Dr. Justin Marchegiani: That analogy like hit me 2 weeks ago and I was like, “Eureka!”
Evan Brand: That was incredible. I was thinking the whole time we were going through this I was listening but I was trying to visualize an analogy and I was drawing a blank. So you really killed it with that one.
Dr. Justin Marchegiani: Yeah, ex–yeah, thank you. And I just want everyone that’s in the conventional model and trying to get help, I know how it feels. It’s ridiculously frustrating. I have so much empathy. Don’t bang your head against the wall. I want you to have compassion for your medical doctor and to understand where they’re coming from. They’re just coming from a different place, okay? So if you need the functional medicine support to heal which the majority of people do, then we need a different and your MD may not be the best person to get that approach. Get all the pathology stuff ruled out first. We wanna make sure nothing’s being missed from a global pathological standpoint, like a cancer or something, maybe an over, you know, hypothyroid issue like TSH through the roof or something. But once that’s been addressed, they gotta reach out to people like you and people like me to get this stuff under wraps.

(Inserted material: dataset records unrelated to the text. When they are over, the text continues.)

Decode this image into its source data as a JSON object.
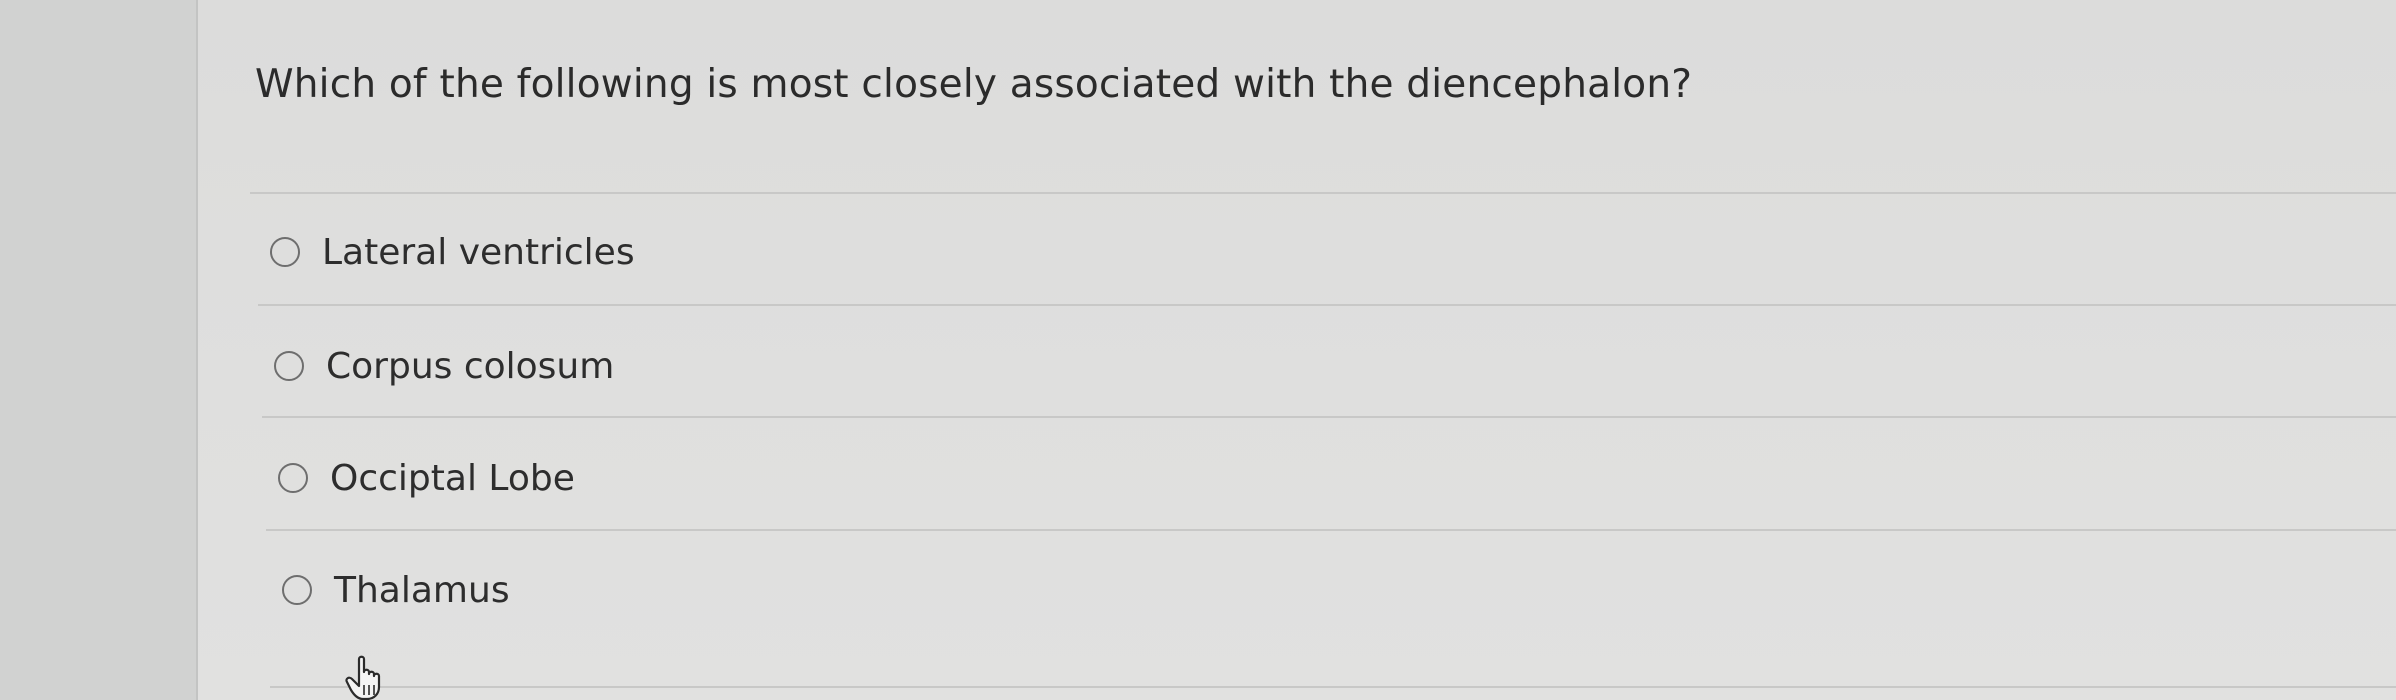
{
  "question": {
    "text": "Which of the following is most closely associated with the diencephalon?"
  },
  "options": [
    {
      "label": "Lateral ventricles",
      "selected": false
    },
    {
      "label": "Corpus colosum",
      "selected": false
    },
    {
      "label": "Occiptal Lobe",
      "selected": false
    },
    {
      "label": "Thalamus",
      "selected": false
    }
  ],
  "cursor": {
    "icon": "hand-pointer-icon"
  }
}
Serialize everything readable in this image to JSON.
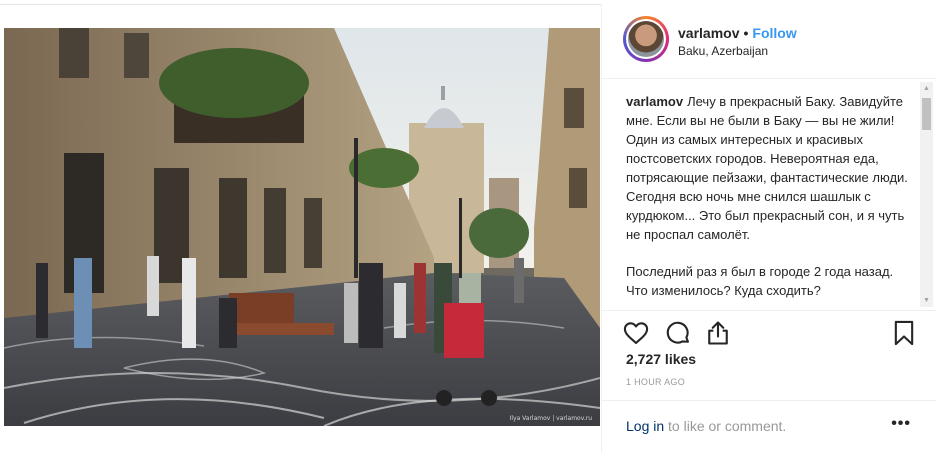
{
  "post": {
    "username": "varlamov",
    "follow_label": "Follow",
    "dot": "•",
    "location": "Baku, Azerbaijan",
    "avatar_alt": "varlamov profile picture",
    "photo_credit": "Ilya Varlamov | varlamov.ru"
  },
  "caption": {
    "user": "varlamov",
    "paragraph1": "Лечу в прекрасный Баку. Завидуйте мне. Если вы не были в Баку — вы не жили! Один из самых интересных и красивых постсоветских городов. Невероятная еда, потрясающие пейзажи, фантастические люди. Сегодня всю ночь мне снился шашлык с курдюком... Это был прекрасный сон, и я чуть не проспал самолёт.",
    "paragraph2": "Последний раз я был в городе 2 года назад. Что изменилось? Куда сходить?"
  },
  "actions": {
    "like_icon": "heart-icon",
    "comment_icon": "comment-icon",
    "share_icon": "share-icon",
    "save_icon": "bookmark-icon"
  },
  "stats": {
    "likes": "2,727 likes",
    "time": "1 HOUR AGO"
  },
  "comment_bar": {
    "login_link": "Log in",
    "login_rest": " to like or comment.",
    "more": "•••"
  },
  "colors": {
    "follow": "#3897f0",
    "link": "#003569",
    "muted": "#999999"
  }
}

Evan Brand: Definitely.
Dr. Justin Marchegiani: So I know, I–you know, went into like professor mode today. We’re gonna have this stuff all transcribed, so go back, take a look at it. Read it a few times. We’ll do more podcasts on it. People who have more questions, let us know. We’re gonna be happy to break this down. I want everyone to walk away with an action item. So action item is get a full thyroid test, get a full adrenal test if you’re on the fence. That’s your first two things to do and then from there, we can talk about options about what the next steps are. But those are your first 2 options and if they need it, they can get it from me or from you.
Evan Brand: Yup, sounds great.
Dr. Justin Marchegiani: Evan, do you want to add some stuff? I feel like I was just an absolutely ball hog today. I’m so sorry.
Evan Brand: Oh, no. No, perfectly fine. I’m sitting here loving it, man. It’s been great. No, I just want to say that, you know, the main thing is that you’re–you’re taking baby steps in the right direction. So maybe you’re on the fence about this, you’re looking into the testing, that doesn’t mean that you should wait until you get testing and you actually get a piece of paper that says you need help. It’s okay to go ahead and start helping yourself right now. Removing the gluten if you’re still eating that. Removing the excess stimulants if you’re doing that. If you’re speeding 30 miles over the speed limit today on the highway, reducing that, you know, all of these lifestyle things that we’re going to recommend you anyway, go ahead and get started on some of those now. If you’re speedometer or your RPM in your car is red lining right now, you have the power to turn that down and get yourself out of the red line. Take a hot Epsom salt bath or something this evening, you know. Get that red line down, start calming yourself down and getting yourself ready for the therapy that we’re gonna put you on anyway and you’re really gonna help accelerate your results. You’re gonna get better faster and at the end of the day, that’s what we want. We wanna help you get well as fast as possible, but in an ethical and you know, an intelligent way. We don’t just wanna come in with huge jackhammer. So just slowly work yourself there and–and start–start swimming now and we’ll meet you at the other side.
Dr. Justin Marchegiani: Absolutely. And you forgot to mention how important consuming the grass-fed leprechauns are.
Evan Brand: Grass-fed leprechauns, yup.
Dr. Justin Marchegiani: Alright, everyone, hope you enjoyed the show. Check out the transcription, beyondwellnessradio.com, notjustpaleo.com. Thanks everyone and have a great day!
In this episode, topics include:
1:18 Thyroid 101
2:35 Thyroid physiology
6:20 Adrenal physiology
11:29 Conventional medicine approach versus functional medicine perspective
21.30 Adrenal failure versus adrenal fatigue